Ford Hanscom Webber was born on September 30, 1937 in Lake Charlotte, Halifax County, Nova Scotia to parents Edward James “Ned” Webber (1897-1963) and Marguerite Lillias “Babe” Grant (1907-1971). His father owned and operated Webber's Store in Lake Charlotte and as a child Ford helped out at the store while also attending the local one-room schoolhouse. At the age of fifteen, he left Lake Charlotte to attend the Halifax County Vocational High School, where he studied carpentry and stayed with his aunt Gertrude Stretch in Dartmouth. He graduated from vocational school at the age of eighteen and continued to attend night school for two years in Halifax.
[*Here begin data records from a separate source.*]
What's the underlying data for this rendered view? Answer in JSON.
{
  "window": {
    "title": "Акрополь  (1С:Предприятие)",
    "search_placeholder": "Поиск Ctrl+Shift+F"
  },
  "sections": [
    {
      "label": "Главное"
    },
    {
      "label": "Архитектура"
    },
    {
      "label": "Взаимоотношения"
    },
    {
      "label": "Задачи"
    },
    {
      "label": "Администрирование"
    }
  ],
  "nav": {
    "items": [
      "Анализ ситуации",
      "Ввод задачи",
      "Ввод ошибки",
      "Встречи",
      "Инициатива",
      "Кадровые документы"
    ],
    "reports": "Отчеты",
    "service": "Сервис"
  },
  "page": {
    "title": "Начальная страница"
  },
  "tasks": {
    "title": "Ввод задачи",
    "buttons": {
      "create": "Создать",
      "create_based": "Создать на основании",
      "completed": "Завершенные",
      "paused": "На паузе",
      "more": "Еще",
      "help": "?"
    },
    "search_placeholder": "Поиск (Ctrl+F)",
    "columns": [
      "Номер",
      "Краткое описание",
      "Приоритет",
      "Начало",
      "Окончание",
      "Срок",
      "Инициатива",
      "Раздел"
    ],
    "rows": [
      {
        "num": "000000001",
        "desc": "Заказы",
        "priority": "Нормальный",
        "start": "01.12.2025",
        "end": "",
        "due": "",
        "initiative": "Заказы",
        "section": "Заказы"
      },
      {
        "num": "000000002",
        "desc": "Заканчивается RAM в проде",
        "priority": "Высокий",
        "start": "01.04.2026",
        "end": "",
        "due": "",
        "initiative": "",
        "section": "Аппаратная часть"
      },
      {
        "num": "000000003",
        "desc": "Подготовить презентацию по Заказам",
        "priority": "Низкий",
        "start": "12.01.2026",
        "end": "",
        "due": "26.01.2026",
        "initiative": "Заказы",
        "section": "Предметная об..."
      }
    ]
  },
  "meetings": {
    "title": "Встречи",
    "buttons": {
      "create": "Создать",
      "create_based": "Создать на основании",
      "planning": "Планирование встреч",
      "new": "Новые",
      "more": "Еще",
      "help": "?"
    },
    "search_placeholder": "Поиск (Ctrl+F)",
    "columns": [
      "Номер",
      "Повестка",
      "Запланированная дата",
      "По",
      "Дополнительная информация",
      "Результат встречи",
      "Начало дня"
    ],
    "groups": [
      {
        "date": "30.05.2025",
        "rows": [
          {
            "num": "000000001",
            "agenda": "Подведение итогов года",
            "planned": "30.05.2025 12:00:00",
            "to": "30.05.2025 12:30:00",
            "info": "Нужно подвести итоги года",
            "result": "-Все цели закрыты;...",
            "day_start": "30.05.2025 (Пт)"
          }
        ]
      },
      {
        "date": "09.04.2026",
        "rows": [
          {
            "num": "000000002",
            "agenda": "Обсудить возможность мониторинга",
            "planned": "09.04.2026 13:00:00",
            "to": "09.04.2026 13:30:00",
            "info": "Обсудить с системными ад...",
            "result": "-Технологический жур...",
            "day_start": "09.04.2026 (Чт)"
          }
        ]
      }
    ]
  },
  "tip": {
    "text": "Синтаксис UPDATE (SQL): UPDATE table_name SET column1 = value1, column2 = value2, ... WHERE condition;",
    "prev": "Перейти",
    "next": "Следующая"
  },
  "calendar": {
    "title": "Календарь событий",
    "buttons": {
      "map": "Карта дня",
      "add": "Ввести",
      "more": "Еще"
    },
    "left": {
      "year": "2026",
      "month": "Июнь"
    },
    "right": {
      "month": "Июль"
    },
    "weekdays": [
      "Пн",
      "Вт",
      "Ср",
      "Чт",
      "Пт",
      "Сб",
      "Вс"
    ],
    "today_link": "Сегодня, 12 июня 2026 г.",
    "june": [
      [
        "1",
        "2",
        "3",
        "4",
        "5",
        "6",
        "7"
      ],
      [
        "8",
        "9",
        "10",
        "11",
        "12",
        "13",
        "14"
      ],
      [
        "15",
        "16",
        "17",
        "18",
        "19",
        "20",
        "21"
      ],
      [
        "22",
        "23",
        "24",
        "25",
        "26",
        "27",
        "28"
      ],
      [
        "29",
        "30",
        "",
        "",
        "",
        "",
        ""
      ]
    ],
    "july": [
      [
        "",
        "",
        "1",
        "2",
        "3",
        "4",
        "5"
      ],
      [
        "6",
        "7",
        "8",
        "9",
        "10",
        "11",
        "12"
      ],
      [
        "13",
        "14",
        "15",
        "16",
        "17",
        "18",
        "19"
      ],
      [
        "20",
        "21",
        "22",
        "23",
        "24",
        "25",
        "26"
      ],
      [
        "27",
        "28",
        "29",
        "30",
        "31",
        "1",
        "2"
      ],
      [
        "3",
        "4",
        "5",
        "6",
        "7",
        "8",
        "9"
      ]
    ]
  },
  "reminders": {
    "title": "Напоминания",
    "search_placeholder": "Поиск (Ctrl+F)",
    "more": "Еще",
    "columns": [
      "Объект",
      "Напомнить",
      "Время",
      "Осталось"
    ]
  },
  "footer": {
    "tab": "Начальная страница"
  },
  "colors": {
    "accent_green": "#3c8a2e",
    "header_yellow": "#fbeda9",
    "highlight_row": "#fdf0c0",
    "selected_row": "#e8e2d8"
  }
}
He then took a six-week finishing course in Sydney, graduating with full carpentry certification at the age of twenty-one.
Ford Webber spent his first summer after graduation as a carpenter in Halifax, before moving back to the Eastern Shore to help complete the construction of Robert Jamieson Memorial Consolidated High School in Oyster Pond. Thereafter, he was self-employed, working on a variety of construction projects on the Eastern Shore, including maintenance work for the County Schoolboard, pallet construction for Moirs, and constructing and repairing local bridges. During this time, Ford employed numerous workers. He married Joyce Anthony, daughter of Edward ‘Ted’ and Maud Anthony, and together they had two sons, Anthony and Timothy. He and Joyce later divorced and he married Marguerite ‘Peggy’ Sweet, daughter of Joan (Stevens) and Elliot Whyman Sweet. In 1964, Ford joined in a construction venture called Dolphin Industries, located in Musquodoboit Harbour and specializing in manufacturing as well as in concrete fabrication. One of the items produced were wooden sleds, which were shipped by rail and sold across Canada. Together with his mother, he had assumed management of Webber's Store after the death of his father in 1963, and continued running it until his mother’s death in 1971. The store was then operated by the company, E. J. Webber’s Store and owned jointly by the children of Ned and Babe. Ford retired from management of the store in 2004.
Throughout his lifetime, Ford’s father collected examples of changing technology and equipment in the hopes of someday creating a display or attraction for the visitors coming to Lake Charlotte. Ford shared his father’s interest and continued his father’s practice of preserving objects that others were throwing away, over time amassing a collection of artefacts and records. In 1994, along with other community members, he began to plan how this collection could be displayed. This led to the founding of the Lake Charlotte Area Heritage Society in 1995. The Society modified and expanded his proposal into Memory Lane Heritage Village, which opened in 2000 and was completed in 2003, with Ford playing an important role throughout. Ford Webber remained active in the Village and Society’s activities until his death on July 31, 2008.